Exercise prompt
Extract every line from the records below that contains the word "amount".

*** Records for the exercise Section Begins ***

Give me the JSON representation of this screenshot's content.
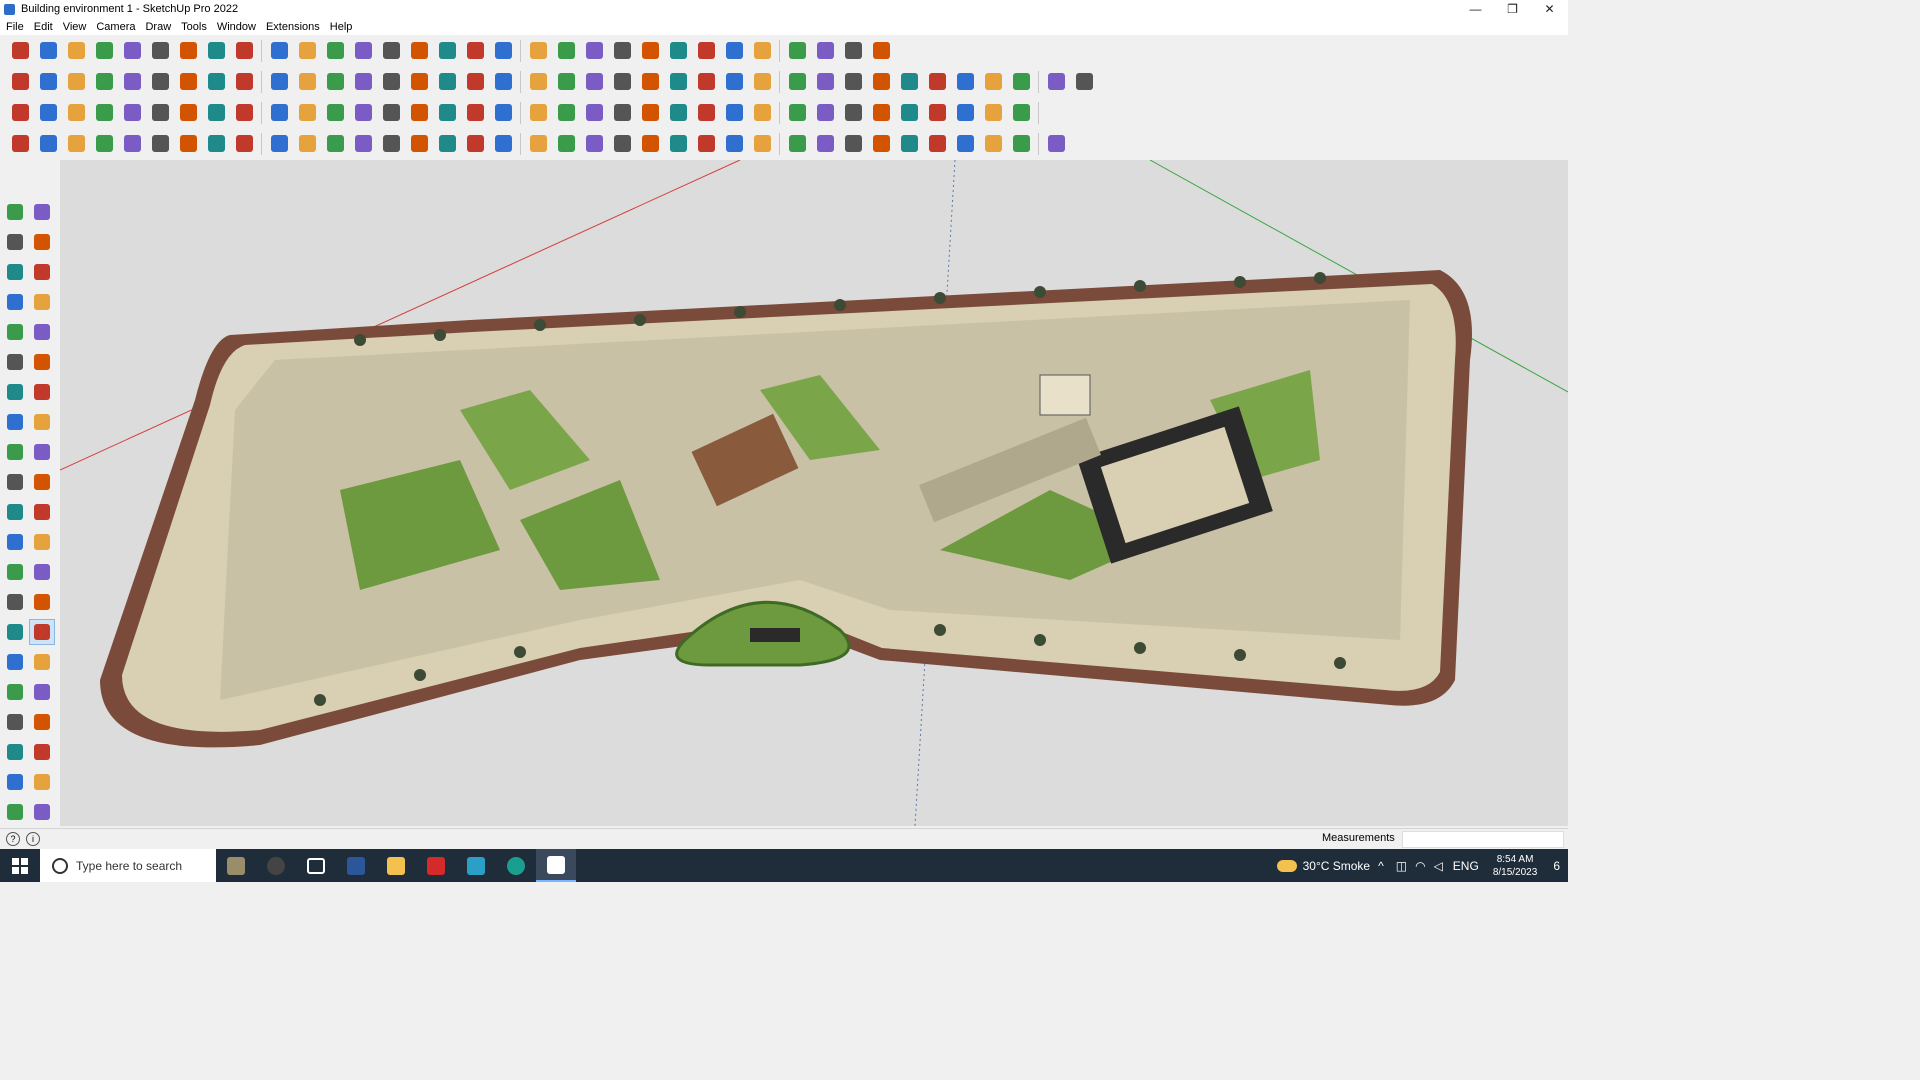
{
  "window": {
    "title": "Building environment 1 - SketchUp Pro 2022",
    "app_icon": "sketchup-icon",
    "minimize": "—",
    "restore": "❐",
    "close": "✕"
  },
  "menu": [
    "File",
    "Edit",
    "View",
    "Camera",
    "Draw",
    "Tools",
    "Window",
    "Extensions",
    "Help"
  ],
  "toolbars": {
    "row1": [
      "zoom-icon",
      "select-icon",
      "eraser-icon",
      "pencil-icon",
      "arc-icon",
      "rectangle-icon",
      "push-pull-icon",
      "follow-me-icon",
      "move-icon",
      "rotate-icon",
      "scale-icon",
      "tape-icon",
      "text-icon",
      "paint-icon",
      "orbit-icon",
      "pan-icon",
      "zoom-window-icon",
      "zoom-extents-icon",
      "warehouse-icon",
      "layers-icon",
      "styles-icon",
      "components-icon",
      "account-icon",
      "views-icon",
      "sections-icon",
      "axes-icon",
      "solids-icon",
      "sandbox-icon",
      "undo-icon",
      "redo-icon",
      "model-info-icon"
    ],
    "row2": [
      "iso-view-icon",
      "top-view-icon",
      "front-view-icon",
      "import-icon",
      "extrude-icon",
      "arrow-icon",
      "flip-icon",
      "mirror-icon",
      "copy-icon",
      "fillet-icon",
      "roof-icon",
      "wall-icon",
      "window-icon",
      "door-icon",
      "house-icon",
      "stairs-icon",
      "floor-icon",
      "formula-icon",
      "curve-icon",
      "line-icon",
      "square-icon",
      "circle-icon",
      "hexagon-icon",
      "ellipse-icon",
      "parallelogram-icon",
      "curve-tool-icon",
      "polygon-icon",
      "pen-icon",
      "shape-icon",
      "scale-tool-icon",
      "measure-icon",
      "eraser2-icon",
      "bezier-icon",
      "plane-icon",
      "grid-icon",
      "section-fill-icon",
      "tube-icon",
      "panel-icon"
    ],
    "row3": [
      "paint-bucket-icon",
      "ruler-icon",
      "label-icon",
      "attribute-icon",
      "close-small-icon",
      "triangle-icon",
      "loop-icon",
      "square-red-icon",
      "lines-icon",
      "panel-outline-icon",
      "bench-icon",
      "link-icon",
      "corner-icon",
      "node-icon",
      "cross-red-icon",
      "cross-green-icon",
      "cross-blue-icon",
      "cone-icon",
      "triangle-outline-icon",
      "lasso-icon",
      "cut-icon",
      "rotate-small-icon",
      "move-small-icon",
      "bucket-icon",
      "undo-red-icon",
      "component-icon",
      "bond-icon",
      "stack-icon",
      "gear-red-icon",
      "chip-icon",
      "structure-icon",
      "lattice-icon",
      "grid2-icon",
      "scatter-icon",
      "curve2-icon",
      "cube-icon"
    ],
    "row4": [
      "vertex-icon",
      "spline-icon",
      "terrain-icon",
      "draw-icon",
      "paper-icon",
      "flat-icon",
      "twist-icon",
      "pipe-icon",
      "gear-icon",
      "wrench-icon",
      "elbow-icon",
      "arrow-icon2",
      "pen-line-icon",
      "edge-icon",
      "brick-icon",
      "split-icon",
      "columns-icon",
      "bricks-icon",
      "hand-icon",
      "leaf-icon",
      "cone2-icon",
      "spiral-icon",
      "slope-icon",
      "wedge-icon",
      "dual-line-icon",
      "trio-line-icon",
      "glide-icon",
      "stairs2-icon",
      "panel2-icon",
      "cell-icon",
      "pattern-icon",
      "lattice2-icon",
      "mesh-icon",
      "vent-icon",
      "grid3-icon",
      "fan-icon",
      "bulge-icon"
    ]
  },
  "left_tools": [
    "select-icon",
    "orbit-icon",
    "paint-icon",
    "eraser-icon",
    "components-icon",
    "tag-icon",
    "line-icon",
    "freehand-icon",
    "rectangle-icon",
    "rotated-rect-icon",
    "circle-icon",
    "polygon-icon",
    "arc-icon",
    "2pt-arc-icon",
    "3pt-arc-icon",
    "pie-icon",
    "move-icon",
    "push-pull-icon",
    "rotate-icon",
    "follow-me-icon",
    "scale-icon",
    "offset-icon",
    "tape-icon",
    "dimension-icon",
    "protractor-icon",
    "text-icon",
    "axes-icon",
    "3d-text-icon",
    "orbit2-icon",
    "pan-icon",
    "zoom-icon",
    "zoom-window-icon",
    "zoom-extents-icon",
    "previous-icon",
    "position-camera-icon",
    "look-around-icon",
    "walk-icon",
    "section-icon",
    "warehouse-icon",
    "extension-icon",
    "layer-icon",
    "styles-icon"
  ],
  "status": {
    "measurements_label": "Measurements",
    "measurements_value": ""
  },
  "taskbar": {
    "search_placeholder": "Type here to search",
    "weather": "30°C  Smoke",
    "language": "ENG",
    "time": "8:54 AM",
    "date": "8/15/2023",
    "notification_count": "6"
  },
  "colors": {
    "accent": "#7ab6ff",
    "lawn": "#6d9a3e",
    "paving": "#d9cfb2",
    "wall": "#7a4b3a"
  }
}
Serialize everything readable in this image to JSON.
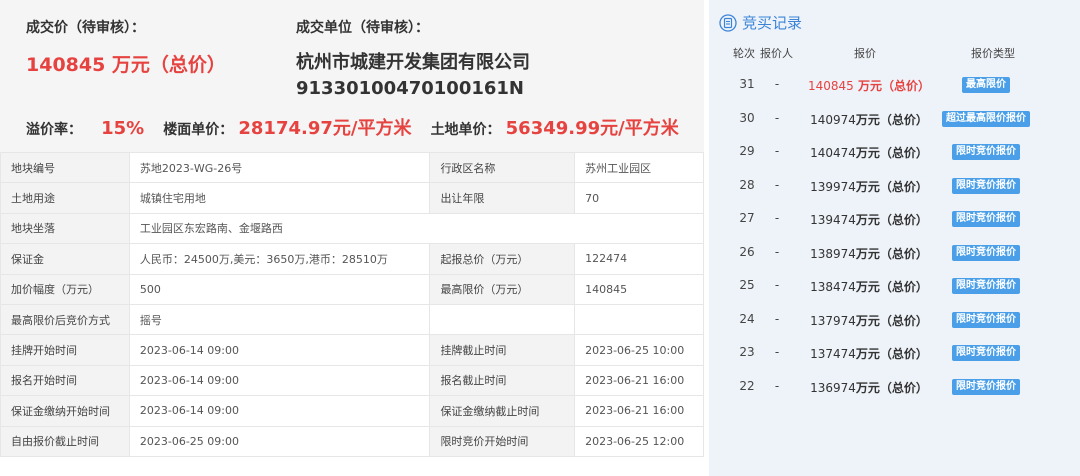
{
  "summary": {
    "deal_price_label": "成交价（待审核）：",
    "deal_price": "140845 万元（总价）",
    "deal_unit_label": "成交单位（待审核）：",
    "company_name": "杭州市城建开发集团有限公司",
    "company_code": "91330100470100161N",
    "premium_rate_label": "溢价率：",
    "premium_rate": "15%",
    "floor_price_label": "楼面单价：",
    "floor_price": "28174.97元/平方米",
    "land_price_label": "土地单价：",
    "land_price": "56349.99元/平方米"
  },
  "info": {
    "plot_no_label": "地块编号",
    "plot_no": "苏地2023-WG-26号",
    "district_label": "行政区名称",
    "district": "苏州工业园区",
    "usage_label": "土地用途",
    "usage": "城镇住宅用地",
    "term_label": "出让年限",
    "term": "70",
    "location_label": "地块坐落",
    "location": "工业园区东宏路南、金堰路西",
    "deposit_label": "保证金",
    "deposit": "人民币：24500万,美元：3650万,港币：28510万",
    "start_price_label": "起报总价（万元）",
    "start_price": "122474",
    "increment_label": "加价幅度（万元）",
    "increment": "500",
    "max_price_label": "最高限价（万元）",
    "max_price": "140845",
    "method_label": "最高限价后竞价方式",
    "method": "摇号",
    "listing_start_label": "挂牌开始时间",
    "listing_start": "2023-06-14 09:00",
    "listing_end_label": "挂牌截止时间",
    "listing_end": "2023-06-25 10:00",
    "signup_start_label": "报名开始时间",
    "signup_start": "2023-06-14 09:00",
    "signup_end_label": "报名截止时间",
    "signup_end": "2023-06-21 16:00",
    "deposit_start_label": "保证金缴纳开始时间",
    "deposit_start": "2023-06-14 09:00",
    "deposit_end_label": "保证金缴纳截止时间",
    "deposit_end": "2023-06-21 16:00",
    "free_bid_end_label": "自由报价截止时间",
    "free_bid_end": "2023-06-25 09:00",
    "limited_bid_start_label": "限时竞价开始时间",
    "limited_bid_start": "2023-06-25 12:00"
  },
  "records": {
    "title": "竞买记录",
    "icon": "document-icon",
    "headers": {
      "round": "轮次",
      "bidder": "报价人",
      "price": "报价",
      "type": "报价类型"
    },
    "rows": [
      {
        "round": "31",
        "bidder": "-",
        "amount": "140845",
        "unit": " 万元（总价）",
        "type": "最高限价"
      },
      {
        "round": "30",
        "bidder": "-",
        "amount": "140974",
        "unit": "万元（总价）",
        "type": "超过最高限价报价"
      },
      {
        "round": "29",
        "bidder": "-",
        "amount": "140474",
        "unit": "万元（总价）",
        "type": "限时竞价报价"
      },
      {
        "round": "28",
        "bidder": "-",
        "amount": "139974",
        "unit": "万元（总价）",
        "type": "限时竞价报价"
      },
      {
        "round": "27",
        "bidder": "-",
        "amount": "139474",
        "unit": "万元（总价）",
        "type": "限时竞价报价"
      },
      {
        "round": "26",
        "bidder": "-",
        "amount": "138974",
        "unit": "万元（总价）",
        "type": "限时竞价报价"
      },
      {
        "round": "25",
        "bidder": "-",
        "amount": "138474",
        "unit": "万元（总价）",
        "type": "限时竞价报价"
      },
      {
        "round": "24",
        "bidder": "-",
        "amount": "137974",
        "unit": "万元（总价）",
        "type": "限时竞价报价"
      },
      {
        "round": "23",
        "bidder": "-",
        "amount": "137474",
        "unit": "万元（总价）",
        "type": "限时竞价报价"
      },
      {
        "round": "22",
        "bidder": "-",
        "amount": "136974",
        "unit": "万元（总价）",
        "type": "限时竞价报价"
      }
    ]
  },
  "colors": {
    "accent_red": "#e64340",
    "accent_blue": "#3b84d8",
    "badge_blue": "#4a9fe8",
    "panel_bg": "#eef3f9"
  }
}
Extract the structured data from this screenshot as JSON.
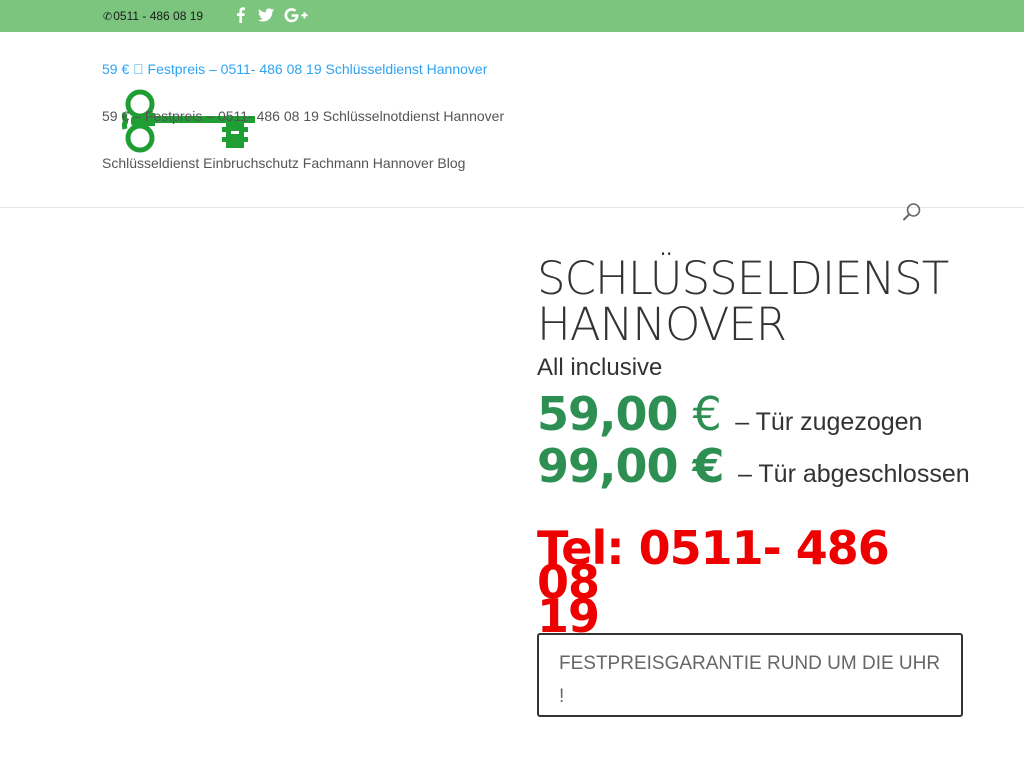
{
  "topbar": {
    "phone": "0511 - 486 08 19",
    "social_icons": [
      "facebook-icon",
      "twitter-icon",
      "google-plus-icon"
    ],
    "bg_color": "#7cc57f"
  },
  "nav": {
    "items": [
      {
        "label": "59 € ⃣ Festpreis – 0511- 486 08 19 Schlüsseldienst Hannover",
        "active": true
      },
      {
        "label": "59 € – Festpreis – 0511- 486 08 19 Schlüsselnotdienst Hannover",
        "active": false
      },
      {
        "label": "Schlüsseldienst Einbruchschutz Fachmann Hannover Blog",
        "active": false
      }
    ]
  },
  "main": {
    "title_line1": "SCHLÜSSELDIENST",
    "title_line2": "HANNOVER",
    "all_inclusive": "All inclusive",
    "prices": [
      {
        "amount": "59,00",
        "currency": "€",
        "desc": "– Tür zugezogen"
      },
      {
        "amount": "99,00",
        "currency": "€",
        "desc": "– Tür abgeschlossen"
      }
    ],
    "tel_line1": "Tel: 0511- 486 08",
    "tel_line2": "19",
    "guarantee_button": "FESTPREISGARANTIE RUND UM DIE UHR !"
  },
  "colors": {
    "accent_green": "#2e8f53",
    "link_blue": "#2ea3f2",
    "phone_red": "#ee0000",
    "logo_green": "#1f9e33"
  }
}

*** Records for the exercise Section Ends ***

Solved problem
        "amount": "140845",
        "amount": "140974",
        "amount": "140474",
        "amount": "139974",
        "amount": "139474",
        "amount": "138974",
        "amount": "138474",
        "amount": "137974",
        "amount": "137474",
        "amount": "136974",
        "amount": "59,00",
        "amount": "99,00",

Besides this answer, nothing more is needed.